--- Given data ---

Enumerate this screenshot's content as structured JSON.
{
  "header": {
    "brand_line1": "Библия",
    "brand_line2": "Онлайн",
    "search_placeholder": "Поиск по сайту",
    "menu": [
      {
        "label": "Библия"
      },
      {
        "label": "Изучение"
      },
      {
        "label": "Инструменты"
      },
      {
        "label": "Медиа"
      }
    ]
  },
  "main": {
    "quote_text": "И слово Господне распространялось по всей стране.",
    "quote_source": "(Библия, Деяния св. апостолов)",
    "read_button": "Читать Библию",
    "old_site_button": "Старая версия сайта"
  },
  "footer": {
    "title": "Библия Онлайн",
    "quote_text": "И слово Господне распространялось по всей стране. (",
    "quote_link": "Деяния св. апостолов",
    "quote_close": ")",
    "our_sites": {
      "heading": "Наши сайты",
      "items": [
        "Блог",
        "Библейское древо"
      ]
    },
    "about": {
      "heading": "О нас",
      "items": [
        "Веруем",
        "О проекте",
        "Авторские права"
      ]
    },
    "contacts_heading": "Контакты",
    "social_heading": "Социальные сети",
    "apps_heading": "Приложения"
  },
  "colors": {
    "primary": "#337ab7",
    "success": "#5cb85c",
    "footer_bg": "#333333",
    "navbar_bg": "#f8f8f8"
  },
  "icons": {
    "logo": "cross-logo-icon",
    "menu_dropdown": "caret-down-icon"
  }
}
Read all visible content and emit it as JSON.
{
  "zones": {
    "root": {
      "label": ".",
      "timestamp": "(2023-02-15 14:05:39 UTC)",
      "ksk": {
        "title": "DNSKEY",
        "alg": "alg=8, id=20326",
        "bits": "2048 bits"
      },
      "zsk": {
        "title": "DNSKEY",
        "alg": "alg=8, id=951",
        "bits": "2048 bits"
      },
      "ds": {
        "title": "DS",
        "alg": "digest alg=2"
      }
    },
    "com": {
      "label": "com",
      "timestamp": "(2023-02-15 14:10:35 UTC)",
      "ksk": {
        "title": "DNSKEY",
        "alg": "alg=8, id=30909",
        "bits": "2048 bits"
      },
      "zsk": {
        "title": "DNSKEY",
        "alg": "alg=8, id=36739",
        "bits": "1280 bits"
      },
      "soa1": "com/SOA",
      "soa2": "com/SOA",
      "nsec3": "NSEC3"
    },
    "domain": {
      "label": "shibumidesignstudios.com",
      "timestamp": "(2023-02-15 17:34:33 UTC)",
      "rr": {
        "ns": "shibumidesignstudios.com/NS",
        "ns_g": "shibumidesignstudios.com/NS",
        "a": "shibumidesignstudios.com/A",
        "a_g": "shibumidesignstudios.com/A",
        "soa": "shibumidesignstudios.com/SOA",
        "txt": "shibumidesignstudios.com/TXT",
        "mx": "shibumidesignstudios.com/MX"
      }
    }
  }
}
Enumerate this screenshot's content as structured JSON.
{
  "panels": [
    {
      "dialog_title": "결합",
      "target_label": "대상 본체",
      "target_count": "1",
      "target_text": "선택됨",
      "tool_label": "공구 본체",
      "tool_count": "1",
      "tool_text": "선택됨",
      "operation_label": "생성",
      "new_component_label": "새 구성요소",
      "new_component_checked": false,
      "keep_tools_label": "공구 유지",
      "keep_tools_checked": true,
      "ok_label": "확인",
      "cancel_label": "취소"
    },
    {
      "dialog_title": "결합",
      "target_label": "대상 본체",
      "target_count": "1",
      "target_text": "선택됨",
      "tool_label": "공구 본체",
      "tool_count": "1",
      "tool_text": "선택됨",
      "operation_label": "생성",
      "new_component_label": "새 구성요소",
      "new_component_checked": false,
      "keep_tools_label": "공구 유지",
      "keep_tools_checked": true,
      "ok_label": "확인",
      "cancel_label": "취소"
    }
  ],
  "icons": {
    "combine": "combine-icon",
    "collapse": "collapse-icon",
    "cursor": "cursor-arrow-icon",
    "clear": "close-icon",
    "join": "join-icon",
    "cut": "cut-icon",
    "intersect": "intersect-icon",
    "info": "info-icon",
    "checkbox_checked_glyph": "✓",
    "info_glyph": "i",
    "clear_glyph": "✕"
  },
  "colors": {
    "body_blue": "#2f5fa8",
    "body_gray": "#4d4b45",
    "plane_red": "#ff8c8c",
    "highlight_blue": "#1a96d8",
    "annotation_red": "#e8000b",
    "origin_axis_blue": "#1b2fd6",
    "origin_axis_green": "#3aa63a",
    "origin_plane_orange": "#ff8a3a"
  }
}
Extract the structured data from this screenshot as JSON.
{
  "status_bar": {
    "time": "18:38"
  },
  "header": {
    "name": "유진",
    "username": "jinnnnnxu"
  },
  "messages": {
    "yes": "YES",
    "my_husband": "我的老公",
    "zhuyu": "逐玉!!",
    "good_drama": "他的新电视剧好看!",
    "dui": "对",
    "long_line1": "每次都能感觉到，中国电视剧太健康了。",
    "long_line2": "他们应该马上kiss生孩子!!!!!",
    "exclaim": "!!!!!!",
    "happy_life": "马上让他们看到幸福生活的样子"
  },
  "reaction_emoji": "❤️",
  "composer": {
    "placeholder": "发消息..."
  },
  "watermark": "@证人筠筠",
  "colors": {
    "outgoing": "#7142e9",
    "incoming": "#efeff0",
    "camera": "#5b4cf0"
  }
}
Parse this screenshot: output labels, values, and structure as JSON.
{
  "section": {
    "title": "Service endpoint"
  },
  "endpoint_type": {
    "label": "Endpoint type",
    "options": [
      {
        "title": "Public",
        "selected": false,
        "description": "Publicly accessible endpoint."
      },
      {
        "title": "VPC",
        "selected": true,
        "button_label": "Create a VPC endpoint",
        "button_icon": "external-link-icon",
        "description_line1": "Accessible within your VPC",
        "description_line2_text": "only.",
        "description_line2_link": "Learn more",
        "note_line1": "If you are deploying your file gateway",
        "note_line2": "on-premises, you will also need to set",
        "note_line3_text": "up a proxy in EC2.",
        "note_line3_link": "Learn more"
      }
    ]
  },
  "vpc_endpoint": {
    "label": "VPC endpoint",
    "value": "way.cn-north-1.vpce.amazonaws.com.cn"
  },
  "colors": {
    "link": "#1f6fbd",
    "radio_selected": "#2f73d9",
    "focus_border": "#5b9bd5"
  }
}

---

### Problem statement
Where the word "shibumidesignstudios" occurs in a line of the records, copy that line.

### Task answer
      "label": "shibumidesignstudios.com",
        "ns": "shibumidesignstudios.com/NS",
        "ns_g": "shibumidesignstudios.com/NS",
        "a": "shibumidesignstudios.com/A",
        "a_g": "shibumidesignstudios.com/A",
        "soa": "shibumidesignstudios.com/SOA",
        "txt": "shibumidesignstudios.com/TXT",
        "mx": "shibumidesignstudios.com/MX"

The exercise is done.